Karen Zumhagen-Yekplé and others on literature after Wittgenstein Another Zoom symposium on a Wittgenstein-related book, this one featuring Karen Zumhagen-Yekplé, Marjorie Perloff, et al.    Language Goes on Holiday -


AND YOU THOUGHT I COULD NOT GET ANY MORE TRIVIAL This morning, as I was idly scanning the front page of the online New York Times, scrolling down at the very bottom I came on a little story with this headline:   “Your cat isn’t just getting high off catnip.”   As I thought about that sentence the following thought occurred to me. You could make seven sentences with seven entirely different meanings merely by moving the location of the word “just.” Watch:   Just... The Philosopher’s Stone -

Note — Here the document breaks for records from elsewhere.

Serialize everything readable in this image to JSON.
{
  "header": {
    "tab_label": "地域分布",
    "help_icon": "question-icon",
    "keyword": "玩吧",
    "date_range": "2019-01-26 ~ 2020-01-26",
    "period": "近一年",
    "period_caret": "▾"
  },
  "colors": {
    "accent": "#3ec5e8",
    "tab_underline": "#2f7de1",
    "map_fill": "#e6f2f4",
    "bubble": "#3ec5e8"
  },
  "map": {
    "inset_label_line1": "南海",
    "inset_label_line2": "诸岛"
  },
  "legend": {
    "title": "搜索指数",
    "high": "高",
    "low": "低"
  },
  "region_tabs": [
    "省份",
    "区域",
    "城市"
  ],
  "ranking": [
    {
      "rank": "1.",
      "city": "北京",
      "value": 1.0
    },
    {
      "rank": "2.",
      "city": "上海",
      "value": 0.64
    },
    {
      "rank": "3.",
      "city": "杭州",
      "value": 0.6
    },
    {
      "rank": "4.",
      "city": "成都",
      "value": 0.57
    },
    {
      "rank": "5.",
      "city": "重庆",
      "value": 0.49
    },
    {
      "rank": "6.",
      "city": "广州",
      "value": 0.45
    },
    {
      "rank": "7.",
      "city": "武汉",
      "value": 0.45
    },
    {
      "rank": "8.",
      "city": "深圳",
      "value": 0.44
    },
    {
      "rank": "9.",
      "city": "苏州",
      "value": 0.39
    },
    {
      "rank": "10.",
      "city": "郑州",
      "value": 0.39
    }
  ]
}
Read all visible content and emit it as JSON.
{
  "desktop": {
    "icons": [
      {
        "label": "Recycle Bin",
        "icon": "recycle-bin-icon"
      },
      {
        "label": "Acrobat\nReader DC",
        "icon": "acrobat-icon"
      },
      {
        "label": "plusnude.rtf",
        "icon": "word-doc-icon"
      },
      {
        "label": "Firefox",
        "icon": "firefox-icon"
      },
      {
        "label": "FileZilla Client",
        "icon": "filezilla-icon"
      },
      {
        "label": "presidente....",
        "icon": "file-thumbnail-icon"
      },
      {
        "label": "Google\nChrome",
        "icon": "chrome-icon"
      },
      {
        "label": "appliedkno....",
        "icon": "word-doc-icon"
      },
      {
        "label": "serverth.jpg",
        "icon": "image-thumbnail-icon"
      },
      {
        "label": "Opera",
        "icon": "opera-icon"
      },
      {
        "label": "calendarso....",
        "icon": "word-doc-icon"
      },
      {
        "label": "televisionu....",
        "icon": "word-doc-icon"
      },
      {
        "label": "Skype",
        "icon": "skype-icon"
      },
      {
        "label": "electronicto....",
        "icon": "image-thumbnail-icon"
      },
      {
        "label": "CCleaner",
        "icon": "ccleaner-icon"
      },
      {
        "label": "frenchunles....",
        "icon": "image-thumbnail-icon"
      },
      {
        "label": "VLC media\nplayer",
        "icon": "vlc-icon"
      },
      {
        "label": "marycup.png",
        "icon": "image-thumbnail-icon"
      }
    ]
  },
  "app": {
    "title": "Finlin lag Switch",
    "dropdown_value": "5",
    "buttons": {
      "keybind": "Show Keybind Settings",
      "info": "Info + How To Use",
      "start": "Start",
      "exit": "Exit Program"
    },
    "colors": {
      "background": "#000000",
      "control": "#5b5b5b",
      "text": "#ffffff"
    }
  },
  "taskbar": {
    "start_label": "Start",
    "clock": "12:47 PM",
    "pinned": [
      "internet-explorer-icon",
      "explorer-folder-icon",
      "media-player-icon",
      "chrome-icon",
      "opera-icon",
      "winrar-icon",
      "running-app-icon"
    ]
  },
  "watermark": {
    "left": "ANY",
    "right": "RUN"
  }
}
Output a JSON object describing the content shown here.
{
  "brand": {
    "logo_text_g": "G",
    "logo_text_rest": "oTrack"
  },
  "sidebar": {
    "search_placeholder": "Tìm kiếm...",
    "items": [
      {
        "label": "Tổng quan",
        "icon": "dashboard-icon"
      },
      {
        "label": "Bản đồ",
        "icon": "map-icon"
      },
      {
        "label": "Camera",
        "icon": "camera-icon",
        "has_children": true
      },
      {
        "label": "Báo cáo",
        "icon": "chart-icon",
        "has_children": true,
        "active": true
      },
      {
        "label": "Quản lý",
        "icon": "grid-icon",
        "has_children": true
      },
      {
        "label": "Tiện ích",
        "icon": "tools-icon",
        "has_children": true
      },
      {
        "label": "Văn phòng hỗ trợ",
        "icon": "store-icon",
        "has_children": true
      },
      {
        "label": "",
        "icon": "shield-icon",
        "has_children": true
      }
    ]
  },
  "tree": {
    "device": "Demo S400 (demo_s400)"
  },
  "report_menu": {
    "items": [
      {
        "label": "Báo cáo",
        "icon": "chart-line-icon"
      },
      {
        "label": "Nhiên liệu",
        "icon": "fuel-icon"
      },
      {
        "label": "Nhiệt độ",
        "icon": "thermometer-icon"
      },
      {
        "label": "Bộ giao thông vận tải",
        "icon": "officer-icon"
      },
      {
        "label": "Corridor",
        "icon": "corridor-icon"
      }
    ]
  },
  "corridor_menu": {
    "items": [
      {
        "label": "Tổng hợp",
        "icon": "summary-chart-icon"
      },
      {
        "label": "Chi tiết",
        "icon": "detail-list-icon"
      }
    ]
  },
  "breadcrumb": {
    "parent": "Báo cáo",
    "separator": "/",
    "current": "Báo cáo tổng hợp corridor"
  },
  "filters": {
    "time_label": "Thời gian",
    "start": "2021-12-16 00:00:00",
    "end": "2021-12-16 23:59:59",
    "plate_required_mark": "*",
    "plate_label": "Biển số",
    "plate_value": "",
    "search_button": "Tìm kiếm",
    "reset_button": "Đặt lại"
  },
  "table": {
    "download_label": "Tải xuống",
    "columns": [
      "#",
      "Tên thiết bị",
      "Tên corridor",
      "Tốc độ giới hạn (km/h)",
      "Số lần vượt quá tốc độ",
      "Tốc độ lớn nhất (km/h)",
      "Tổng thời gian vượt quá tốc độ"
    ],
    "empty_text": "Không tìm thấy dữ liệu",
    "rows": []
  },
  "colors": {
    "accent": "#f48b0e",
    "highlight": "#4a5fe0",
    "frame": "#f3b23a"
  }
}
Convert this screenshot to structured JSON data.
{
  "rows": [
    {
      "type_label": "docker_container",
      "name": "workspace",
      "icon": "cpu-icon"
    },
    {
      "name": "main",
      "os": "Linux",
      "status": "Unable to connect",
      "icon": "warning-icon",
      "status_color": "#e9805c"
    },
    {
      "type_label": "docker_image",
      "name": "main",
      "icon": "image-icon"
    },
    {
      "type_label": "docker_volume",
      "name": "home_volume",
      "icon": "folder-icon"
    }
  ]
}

Ethics Review Forum: McGrath’s “Moral Knowledge”, Reviewed by Wiland Welcome to our Ethics review forum on Sarah McGrath’s Moral Knowledge (OUP 2020), reviewed by Eric Wiland. Below, you’ll find a description of the book, as well as a condensed version of Eric’s review. Sarah’s response will appear in the comments. Please join Eric and Sarah in continuing the discussion! Book Blurb: Compared to other kinds of knowledge, how fragile is our knowledge of morality? Does knowledge of the difference between right and wrong fundamentally... PEA Soup -


On the Rationality of the Capitol Rioters On what basis should we assess rational action? Should that judgment make space for things like false beliefs or moral considerations? The post On the Rationality of the Capitol Rioters appeared first on The Prindle Post. The Prindle Post -


Zeno’s Conscience: quotes (37) “I will never forget that, even without loving me, you married me.”I didn’t protest because the matter was so obvious that protest was impossible. But, filled with compassion, I embraced her.None of this was ever discussed again between Augusta and me because a marriage is far simpler than an engagement. Once married, you don’t talk… Man Without Qualities -


The Risk of Excessive Conservatism In 'Lessons from the Pandemic', I summarized what I took to be some of the biggest mistakes of the pandemic response, and tried to give a sense of the scale of the potential damage done, along with some concrete suggestions for how we might have done vastly better.  Some readers (e.g. here) seemed of the opinion that only those with "authority" should express such opinions, which I obviously disagree with.  But to better help such... Philosophy, et cetera -


What is memory? In a discussion yesterday with a group of eight- and nine-year-old children, we talked about what is most important for our identities; in other words, what could we not lose without ceasing to be ourselves? During the conversation, we began talking about the role of memory in making us the people we are. One child observed that "memory is what keeps us holding all our experiences over time," and another child commented that without memories... Wondering Aloud: Philosophy With Young People -